Data for the task
══════════

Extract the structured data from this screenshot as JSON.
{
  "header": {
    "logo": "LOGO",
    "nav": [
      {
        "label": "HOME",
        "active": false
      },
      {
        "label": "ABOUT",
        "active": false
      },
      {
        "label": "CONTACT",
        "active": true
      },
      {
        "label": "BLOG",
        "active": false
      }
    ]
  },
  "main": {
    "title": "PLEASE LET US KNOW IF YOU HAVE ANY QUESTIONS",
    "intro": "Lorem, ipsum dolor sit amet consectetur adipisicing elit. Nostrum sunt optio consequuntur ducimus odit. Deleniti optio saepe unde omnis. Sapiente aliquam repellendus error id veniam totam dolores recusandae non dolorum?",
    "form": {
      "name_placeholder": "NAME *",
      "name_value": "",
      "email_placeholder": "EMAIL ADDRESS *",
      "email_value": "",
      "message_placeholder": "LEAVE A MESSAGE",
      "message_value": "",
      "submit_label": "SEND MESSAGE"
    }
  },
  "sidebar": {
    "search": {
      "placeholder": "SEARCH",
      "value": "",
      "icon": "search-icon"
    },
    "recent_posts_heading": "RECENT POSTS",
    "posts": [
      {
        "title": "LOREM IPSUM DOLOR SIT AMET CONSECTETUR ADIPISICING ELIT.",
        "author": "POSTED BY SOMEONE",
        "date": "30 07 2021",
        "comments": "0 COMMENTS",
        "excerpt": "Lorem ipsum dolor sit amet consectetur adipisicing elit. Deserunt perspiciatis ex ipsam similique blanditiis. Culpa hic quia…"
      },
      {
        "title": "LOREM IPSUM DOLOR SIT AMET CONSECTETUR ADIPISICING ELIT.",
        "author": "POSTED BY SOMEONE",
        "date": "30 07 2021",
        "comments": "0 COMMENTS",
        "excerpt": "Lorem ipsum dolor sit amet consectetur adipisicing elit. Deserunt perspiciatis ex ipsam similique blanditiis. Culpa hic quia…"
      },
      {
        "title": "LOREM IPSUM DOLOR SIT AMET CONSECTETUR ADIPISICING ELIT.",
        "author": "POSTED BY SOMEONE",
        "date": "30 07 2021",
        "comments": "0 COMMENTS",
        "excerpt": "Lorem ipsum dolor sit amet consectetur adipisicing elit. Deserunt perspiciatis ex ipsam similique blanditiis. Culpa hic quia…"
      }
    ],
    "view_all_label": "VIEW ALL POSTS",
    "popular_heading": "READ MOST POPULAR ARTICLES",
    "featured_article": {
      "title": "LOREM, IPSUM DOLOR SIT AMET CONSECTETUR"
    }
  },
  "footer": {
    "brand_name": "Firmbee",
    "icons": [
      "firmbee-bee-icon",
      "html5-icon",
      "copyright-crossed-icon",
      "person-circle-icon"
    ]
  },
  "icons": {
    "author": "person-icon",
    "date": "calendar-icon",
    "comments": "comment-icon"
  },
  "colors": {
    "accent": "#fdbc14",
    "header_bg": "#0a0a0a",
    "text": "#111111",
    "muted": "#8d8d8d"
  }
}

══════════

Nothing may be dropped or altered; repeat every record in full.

Reply
Extract the structured data from this screenshot as JSON.
{
  "header": {
    "logo": "LOGO",
    "nav": [
      {
        "label": "HOME",
        "active": false
      },
      {
        "label": "ABOUT",
        "active": false
      },
      {
        "label": "CONTACT",
        "active": true
      },
      {
        "label": "BLOG",
        "active": false
      }
    ]
  },
  "main": {
    "title": "PLEASE LET US KNOW IF YOU HAVE ANY QUESTIONS",
    "intro": "Lorem, ipsum dolor sit amet consectetur adipisicing elit. Nostrum sunt optio consequuntur ducimus odit. Deleniti optio saepe unde omnis. Sapiente aliquam repellendus error id veniam totam dolores recusandae non dolorum?",
    "form": {
      "name_placeholder": "NAME *",
      "name_value": "",
      "email_placeholder": "EMAIL ADDRESS *",
      "email_value": "",
      "message_placeholder": "LEAVE A MESSAGE",
      "message_value": "",
      "submit_label": "SEND MESSAGE"
    }
  },
  "sidebar": {
    "search": {
      "placeholder": "SEARCH",
      "value": "",
      "icon": "search-icon"
    },
    "recent_posts_heading": "RECENT POSTS",
    "posts": [
      {
        "title": "LOREM IPSUM DOLOR SIT AMET CONSECTETUR ADIPISICING ELIT.",
        "author": "POSTED BY SOMEONE",
        "date": "30 07 2021",
        "comments": "0 COMMENTS",
        "excerpt": "Lorem ipsum dolor sit amet consectetur adipisicing elit. Deserunt perspiciatis ex ipsam similique blanditiis. Culpa hic quia…"
      },
      {
        "title": "LOREM IPSUM DOLOR SIT AMET CONSECTETUR ADIPISICING ELIT.",
        "author": "POSTED BY SOMEONE",
        "date": "30 07 2021",
        "comments": "0 COMMENTS",
        "excerpt": "Lorem ipsum dolor sit amet consectetur adipisicing elit. Deserunt perspiciatis ex ipsam similique blanditiis. Culpa hic quia…"
      },
      {
        "title": "LOREM IPSUM DOLOR SIT AMET CONSECTETUR ADIPISICING ELIT.",
        "author": "POSTED BY SOMEONE",
        "date": "30 07 2021",
        "comments": "0 COMMENTS",
        "excerpt": "Lorem ipsum dolor sit amet consectetur adipisicing elit. Deserunt perspiciatis ex ipsam similique blanditiis. Culpa hic quia…"
      }
    ],
    "view_all_label": "VIEW ALL POSTS",
    "popular_heading": "READ MOST POPULAR ARTICLES",
    "featured_article": {
      "title": "LOREM, IPSUM DOLOR SIT AMET CONSECTETUR"
    }
  },
  "footer": {
    "brand_name": "Firmbee",
    "icons": [
      "firmbee-bee-icon",
      "html5-icon",
      "copyright-crossed-icon",
      "person-circle-icon"
    ]
  },
  "icons": {
    "author": "person-icon",
    "date": "calendar-icon",
    "comments": "comment-icon"
  },
  "colors": {
    "accent": "#fdbc14",
    "header_bg": "#0a0a0a",
    "text": "#111111",
    "muted": "#8d8d8d"
  }
}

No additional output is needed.